• how much continuity occurred between what went before and what came after, e.g. how far was it part of a trend?
• how far did it affect things in the longer term, e.g. was it a false dawn, how long did the impact last?

Getting down to planning and writing

One of the advantages of coursework is that it provides learners with an opportunity to carefully plan their work and produce a rough draft. Therefore, they should be in a position of knowing what their overall argument and point of view is before they start writing the final draft.

Learners should indicate their main viewpoint and argument before they start writing the final draft. One approach is to state this in the opening paragraph of the coursework. This gives focus and direction to the rest of the answer in which the learner justifies their point of view

A plan

Constructing a plan is important because it helps learners think about the question and how to answer it.
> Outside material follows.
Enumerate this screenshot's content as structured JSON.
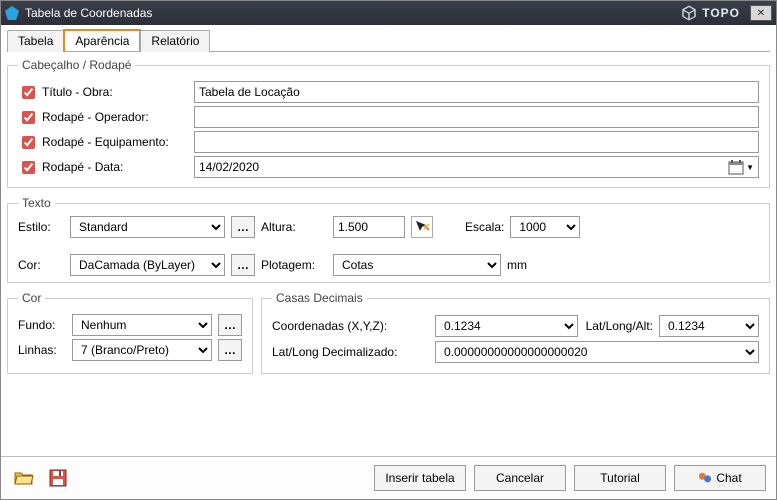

Learners will need to think about what is relevant, what to leave out and the order in which they are going to answer the question. It also gives learners an overview of the answer which they can constantly refer to when writing out their final draft.

To get started they could generate ideas (on separate bits of paper) and then begin to organise their ideas to create a kind of mind map. An outline of the
overall shape of the answer should then emerge.

(Could use mind meister)

Introduction – learners should briefly explain how they plan to answer the question, and state what their overall argument/point of view is. There is no need to describe the content background/context.

Main body of answer – every paragraph should directly address the question and should take the argument further. There should be a logical development from one paragraph to another. There should be an overall clear structure and organisation.

Conclusion – this should grow out of and follow on from the argument and analysis in the main part of the answer. A direct answer to the question should be given and this needs to be substantiated and argued if this has not been done earlier in the answer.

Questions for learners to ask themselves before writing final draft:

• am I within the 2000 words?
• have I answered the question?
• is my final answer to the main issue in the question clear, developed and supported? (This can be either
in the main part of the answer or in a dparagraph used for a new idea, aspect or argument?
• does every paragraph address the question?
• do the paragraphs logically flow from one to the other?
• is there anything important that I have left out?
• are there any sections of description or narrative or anything irrelevant that I should delete?
• does sentence construction, grammar, punctuation or spelling need to be improved or corrected?

Get a 10 % discount on an order above $ 100
Use the following coupon code :
ULTIMATE